To the Vale — It’s time for the showdown between the Hound and Brienne. The script has a couple of interesting additions here: first, it notes that the Hound’s horse, Stranger, is present, alongside Arya’s pony. They’re absent in the episode itself. Stranger is important to book readers, because his presence is one of the clues left by George R.R. Martin that the Hound is still alive in later books.
The script also notes that Arya’s swordplay is less theatrical than we have previously seen, implying she is taking after the Hound. On screen however, Arya appears to have just as many spin moves as always.
Then there’s this fun description after Arya asks the name of Brienne’s sword: “Brienne smiles. She likes this weirdo.” Later, the sentiment is reversed.
The script describes Brienne as “not very good at soothing troubled young girls,” which exacerbates Arya’s hostility. And then it’s off to the races, as the Hound and Brienne square off. Interestingly, it’s Brienne who draws first on screen, but the Hound in the script.

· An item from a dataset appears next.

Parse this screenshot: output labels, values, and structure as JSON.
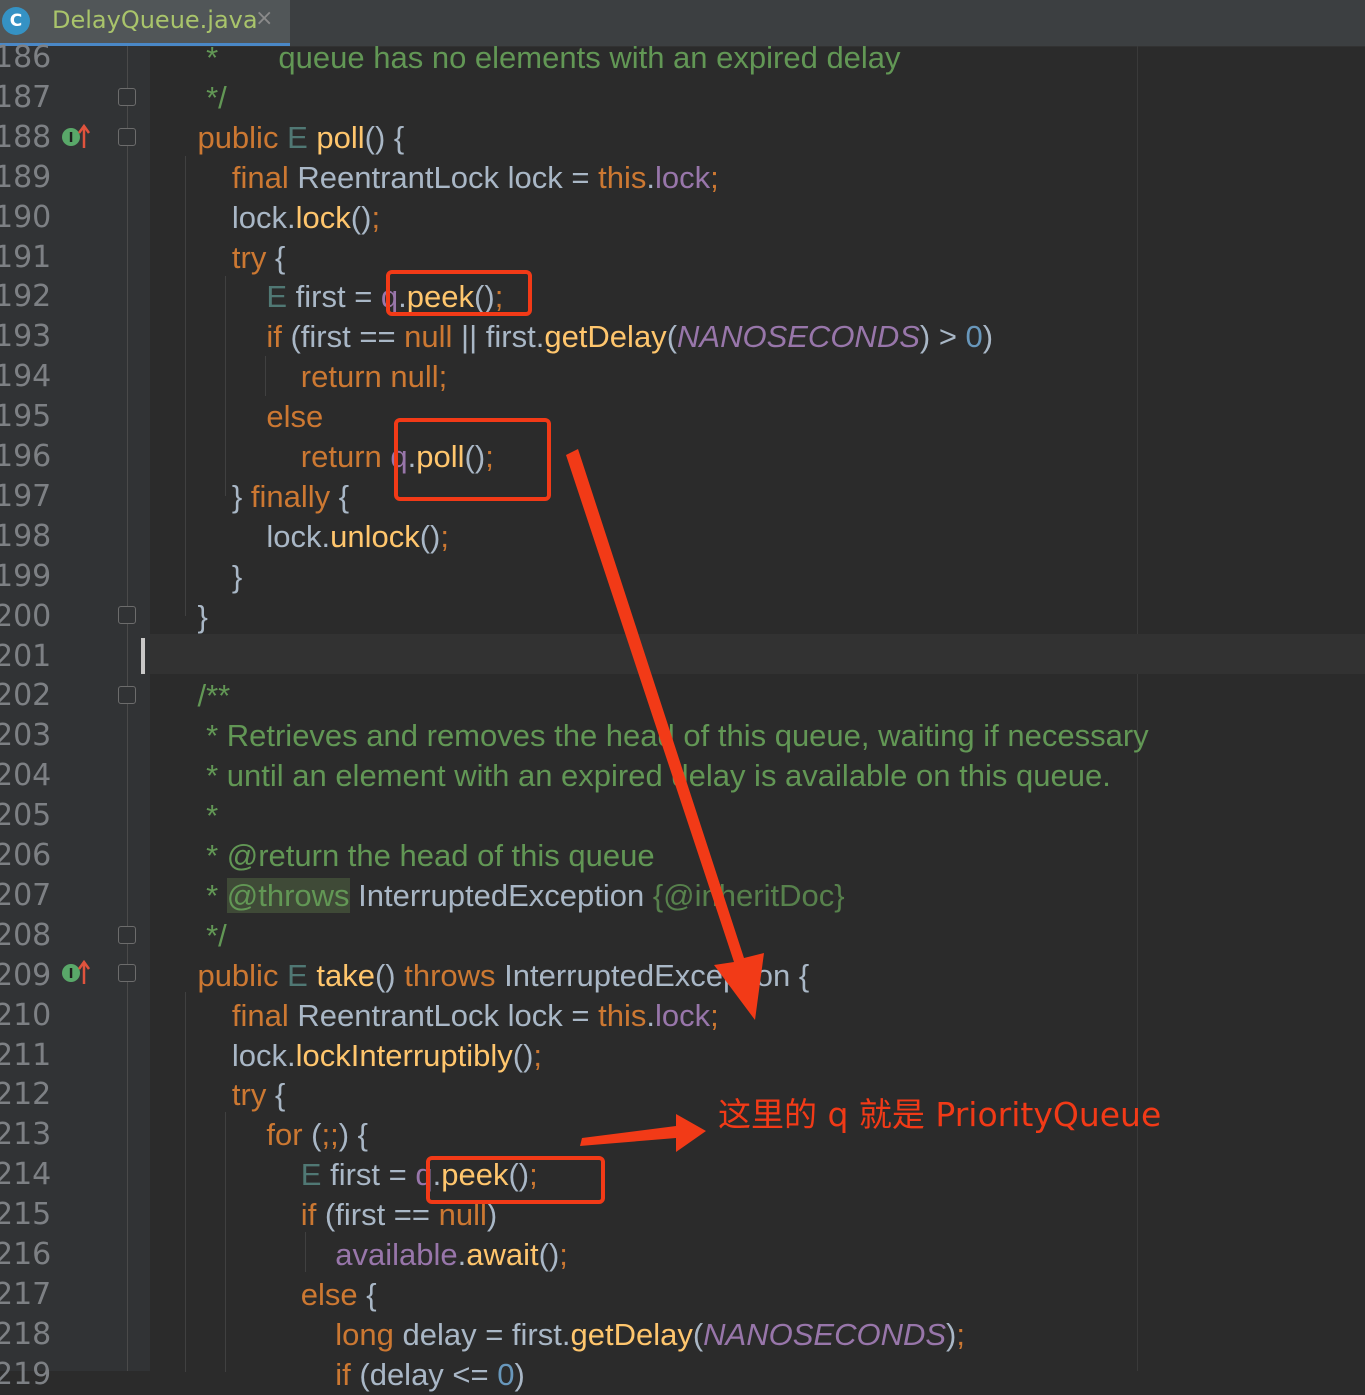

Their throwdown is slightly different from what’s onscreen — the script describes the Hound as almost earning a quick kill several times in the opening moments, and Podrick is described as “fairly sure he’s going to be unemployed soon.” However, even though the script describes the Hound as stronger than Brienne, he tires quickly because of the infected wound he sustained when Rorge bit him. Towards the end, Script Brienne simply kicks the Hound over the cliff, as opposed to the rage-induced rock beating we see on screen, and then pauses to look down upon her defeated opponent.
The Hound’s “demise” remains largely the same, although the script does remind us that the purse Arya grabs off the Hound is the same one he stole from Mortimer the Farmer early in the season. Then she heads off to that horse we don’t see on screen until the final scene.
Back to King’s Landing we go for a little Lannister family drama. After Jaime frees him from prison, Tyrion makes his way in to Tywin’s chambers, “past the Small Council table, where Tywin shamed him many times. Past the desk, where Tywin shamed him many times.”
Tyrion discovers Shae, and their fight ensues. It’s choreographed pretty specifically, and is probably a touch more vicious on paper. “She claws at him with her free hand, ferocious, all the love she once had for him now turned to hatred for the man who betrayed her.”
He strangles her. In the script, he pulls a sheet over her body, “shrouding her,” but that didn’t make it into the episode. Tyrion’s conversation with Tywin remains the same, although there is some neat insight into Tywin’s final thoughts after getting shot while on the toilet. “The pain is shocking, but even more so the realization for Tywin that this is where he will die, sitting on the privy, murdered by his own child.”
Tyrion escapes with Varys — the script lets us know that the box Tyrion hides in is the same one we saw Varys take the captured sorcerer out of in season 3. That’s multi-tasking. Script Tyrion listens to the hammer and nails crack while being secured inside.
In the script, we do not get the ringing of the bells that seems to force Varys aboard the ship. Instead, the script says that Varys “knows it’s time to leave,” even though he’d “grown rather fond of the dirty old town.”
Finally, Arya is back on board that missing pony. Arya secures passage on a ship, and it all ends with this final description:
In a single masterful crane shot that secures the camera operator’s legendary status, we follow Arya as she walks to the bow, gracefully sidestepping the busy sailors.
Oh, and the gilded lady on the ship’s prow is naked in the script. Because it’s Game of Thrones.